The U.S. Chamber of Commerce was delighted with President Bush; the plaintiffs’ bar not (although some not as outraged as others). The Wall Street Journal covered the story in its print edition. Peter Lattman did a post at the Wall Street Journal Law Blog, which drew the usual collection of outraged comments. (Our readers, we’re proud to note, are much more civilized. That, or just quieter by nature, but it plays out the same way.)
Walter Olson’s op-ed piece about the perils of permitting governments to hire private lawyers on a contingent fee basis appeared in yesterday’s Wall Street Journal. Olson’s colleagues at the Manhattan Institute promptly posted on their blogs at PointOfLaw and Overlawyered. The Volokh Conspiracy got in on the act. And David Kopel, who posted at Volokh, had previously written an Issue Backgrounder for the Independence Institute on the same subject. The Mass Tort Litigation Blog covered the issue briefly.
The legal press wouldn’t be left out. The National Law Journal reports about efforts in many states to add transparency to the process by which state attorneys general hire contingent fee counsel.
Trial Ad Notes doesn’t take a position on this issue, but it offered, among other things, a bibliography, which we reproduce here to save you a click:
Meredith A. Capps, “‘Gouging the government’: why a federal contingency fee lobbying prohibition is consistent with First Amendment freedoms,” 58 Vanderbilt. L. Rev. 1885-1923 (2005);
Kris W. Kobach, “Contingency fees may be hazardous to your health: a constitutional analysis of Congressional interference with tobacco litigation contracts,” 49 S. Car. L. Rev. 215-245 (1998);

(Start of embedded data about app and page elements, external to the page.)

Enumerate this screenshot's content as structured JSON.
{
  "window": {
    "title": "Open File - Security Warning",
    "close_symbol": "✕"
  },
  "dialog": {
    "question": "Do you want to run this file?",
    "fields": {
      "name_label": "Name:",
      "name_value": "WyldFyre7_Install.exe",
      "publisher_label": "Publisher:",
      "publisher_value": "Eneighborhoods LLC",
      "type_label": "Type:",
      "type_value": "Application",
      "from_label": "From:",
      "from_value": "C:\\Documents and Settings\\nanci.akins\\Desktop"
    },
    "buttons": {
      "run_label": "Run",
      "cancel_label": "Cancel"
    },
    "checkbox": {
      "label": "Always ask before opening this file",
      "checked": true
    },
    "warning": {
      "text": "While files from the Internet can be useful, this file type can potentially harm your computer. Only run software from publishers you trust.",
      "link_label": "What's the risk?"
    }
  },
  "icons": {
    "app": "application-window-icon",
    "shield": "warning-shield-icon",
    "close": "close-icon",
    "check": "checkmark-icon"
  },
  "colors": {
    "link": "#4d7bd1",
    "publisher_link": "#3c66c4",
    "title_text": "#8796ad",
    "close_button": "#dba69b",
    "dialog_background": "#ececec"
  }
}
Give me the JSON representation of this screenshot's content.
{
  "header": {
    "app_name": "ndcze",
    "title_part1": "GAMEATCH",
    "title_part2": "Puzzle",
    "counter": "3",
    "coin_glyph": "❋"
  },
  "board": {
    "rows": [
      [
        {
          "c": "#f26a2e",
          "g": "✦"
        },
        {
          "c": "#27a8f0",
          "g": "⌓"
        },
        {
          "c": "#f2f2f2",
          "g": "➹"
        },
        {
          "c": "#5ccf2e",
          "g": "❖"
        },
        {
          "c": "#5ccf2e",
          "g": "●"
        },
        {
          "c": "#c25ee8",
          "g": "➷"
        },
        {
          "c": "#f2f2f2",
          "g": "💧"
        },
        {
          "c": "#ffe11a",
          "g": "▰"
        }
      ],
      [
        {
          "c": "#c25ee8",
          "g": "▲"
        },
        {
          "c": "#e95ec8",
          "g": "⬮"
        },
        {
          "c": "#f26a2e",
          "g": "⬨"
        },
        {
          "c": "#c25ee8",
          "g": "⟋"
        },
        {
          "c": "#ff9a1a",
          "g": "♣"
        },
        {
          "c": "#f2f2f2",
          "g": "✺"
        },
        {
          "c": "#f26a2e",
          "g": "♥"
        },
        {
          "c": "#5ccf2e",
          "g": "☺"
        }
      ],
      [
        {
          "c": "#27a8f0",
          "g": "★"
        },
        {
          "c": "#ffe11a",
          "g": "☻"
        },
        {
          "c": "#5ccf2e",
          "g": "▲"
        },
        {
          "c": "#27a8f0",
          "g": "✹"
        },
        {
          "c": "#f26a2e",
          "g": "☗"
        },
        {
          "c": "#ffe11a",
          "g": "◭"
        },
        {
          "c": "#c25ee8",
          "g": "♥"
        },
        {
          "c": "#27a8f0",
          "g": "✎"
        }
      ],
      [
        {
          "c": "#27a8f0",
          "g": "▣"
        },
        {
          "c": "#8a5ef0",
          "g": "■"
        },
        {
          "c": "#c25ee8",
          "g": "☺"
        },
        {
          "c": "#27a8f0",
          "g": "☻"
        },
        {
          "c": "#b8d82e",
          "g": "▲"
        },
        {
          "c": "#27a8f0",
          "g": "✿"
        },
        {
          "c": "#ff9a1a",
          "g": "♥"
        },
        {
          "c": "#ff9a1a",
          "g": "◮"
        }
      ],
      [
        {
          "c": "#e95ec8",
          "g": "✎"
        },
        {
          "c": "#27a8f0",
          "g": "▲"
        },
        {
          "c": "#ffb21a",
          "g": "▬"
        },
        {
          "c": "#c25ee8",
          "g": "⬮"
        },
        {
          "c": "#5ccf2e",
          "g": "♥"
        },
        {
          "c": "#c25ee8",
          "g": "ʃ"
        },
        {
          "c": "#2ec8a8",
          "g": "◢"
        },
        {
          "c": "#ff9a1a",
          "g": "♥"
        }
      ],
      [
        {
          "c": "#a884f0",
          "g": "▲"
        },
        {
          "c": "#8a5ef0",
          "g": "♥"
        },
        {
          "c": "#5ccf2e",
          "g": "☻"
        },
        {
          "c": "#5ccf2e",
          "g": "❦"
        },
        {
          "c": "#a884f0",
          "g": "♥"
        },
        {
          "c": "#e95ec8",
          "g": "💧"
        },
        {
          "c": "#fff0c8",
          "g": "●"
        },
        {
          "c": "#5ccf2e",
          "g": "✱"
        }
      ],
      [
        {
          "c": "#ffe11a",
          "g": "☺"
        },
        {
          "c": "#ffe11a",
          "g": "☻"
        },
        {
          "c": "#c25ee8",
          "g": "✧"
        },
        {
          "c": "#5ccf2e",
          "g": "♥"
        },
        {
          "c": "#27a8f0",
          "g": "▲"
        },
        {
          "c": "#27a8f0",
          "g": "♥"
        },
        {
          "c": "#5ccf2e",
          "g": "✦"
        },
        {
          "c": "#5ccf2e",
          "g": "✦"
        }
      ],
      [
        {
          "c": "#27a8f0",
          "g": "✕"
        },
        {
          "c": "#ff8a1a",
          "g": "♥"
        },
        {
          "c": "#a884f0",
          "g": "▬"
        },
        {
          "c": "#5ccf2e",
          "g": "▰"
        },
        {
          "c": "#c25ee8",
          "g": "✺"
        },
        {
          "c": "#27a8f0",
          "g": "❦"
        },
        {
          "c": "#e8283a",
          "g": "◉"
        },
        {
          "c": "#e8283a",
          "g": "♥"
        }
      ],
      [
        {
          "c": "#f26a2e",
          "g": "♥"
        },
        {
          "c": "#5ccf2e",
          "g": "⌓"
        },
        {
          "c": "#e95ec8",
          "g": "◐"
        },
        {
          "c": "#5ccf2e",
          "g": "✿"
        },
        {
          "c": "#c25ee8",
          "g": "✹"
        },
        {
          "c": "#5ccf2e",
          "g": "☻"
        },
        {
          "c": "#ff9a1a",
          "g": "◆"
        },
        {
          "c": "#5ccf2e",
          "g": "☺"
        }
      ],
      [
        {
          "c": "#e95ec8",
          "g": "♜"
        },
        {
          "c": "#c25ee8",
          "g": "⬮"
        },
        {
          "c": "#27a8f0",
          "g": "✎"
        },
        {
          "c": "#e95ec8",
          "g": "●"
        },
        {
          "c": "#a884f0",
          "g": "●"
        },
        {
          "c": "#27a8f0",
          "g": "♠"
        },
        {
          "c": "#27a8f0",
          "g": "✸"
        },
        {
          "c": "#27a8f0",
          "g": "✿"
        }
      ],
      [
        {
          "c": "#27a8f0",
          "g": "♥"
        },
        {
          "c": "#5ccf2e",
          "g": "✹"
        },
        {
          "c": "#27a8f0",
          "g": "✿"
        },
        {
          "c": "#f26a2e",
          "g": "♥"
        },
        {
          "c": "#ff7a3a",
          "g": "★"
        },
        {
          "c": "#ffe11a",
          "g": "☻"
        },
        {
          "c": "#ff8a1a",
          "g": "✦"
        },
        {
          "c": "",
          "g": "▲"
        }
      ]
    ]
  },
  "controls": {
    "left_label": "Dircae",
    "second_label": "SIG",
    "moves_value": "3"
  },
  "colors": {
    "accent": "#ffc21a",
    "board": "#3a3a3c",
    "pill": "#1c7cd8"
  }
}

Charles Silver and Lester Brickman, “Contingency fees: should plaintiffs lawyers in the tobacco settlement receive billions of dollars?,” ABA J., Sept. 1997, at 74;
David Edward Dahlquist, “Inherent conflict: a case against the use of contingency fees by special assistants in quasi-governmental prosecutorial roles,” 50 DePaul L. Rev. 743-98 (2000).
This issue of course matters to our drug and device clients, and not simply as a matter of abstract policy. State attorneys general are hiring private contingent fee counsel in, among other things, Medicaid “cost recovery” suits, which pose a terrible threat to the pharmaceutical industry.
We don’t have much to add to our previous post on this issue, but we’d like to highlight a few points as to which we don’t see much disagreement in the blogosphere.
First, even those who favor governments hiring contingent fee lawyers (and we do not count ourselves in that crowd) can’t seriously object to adding more transparency to that process. If the government is going to enter contracts that have the ability to make select private citizens richer than Croesus, that process should be open and public.
Second, no one seems to object to competitive bidding for these lucrative contracts. If the government is going to hire private lawyers, surely it should strive for a reasonably low price. (We didn’t write the “lowest price” there, because we believe that the cheapest lawyer is not necessarily the lawyer most likely to win your case.)
Third, when governments hire private contingent fee lawyers, those lawyers have a personal interest in maximizing the recovery of money damages, from which the fee will be paid. Maximizing damages, instead of seeking, say, broader injunctive relief, will not necessarily represent the preferred public policy. We know that the client — the government — is ultimately making the decision to settle, but even the most sophisticated client relies heavily on counsel — the boots on the ground — for advice. When that counsel has a personal interest in maximizing monetary recovery, sound government policy can be placed at risk.
Fourth, permitting the executive branch — attorneys general — to extract private money for government use infringes on the legislative branch’s historic control of the government’s taxing authority. We understand that this already occurs, to a limited extent, when the government imposes civil fines and the like. Call us fools, if you like, but we just think people act differently when billions of dollars are placed on the table.
So far as we can tell, that’s where the discussion stands today. But we have a creeping suspicion that we haven’t yet heard the end of this. We’ll watch with interest.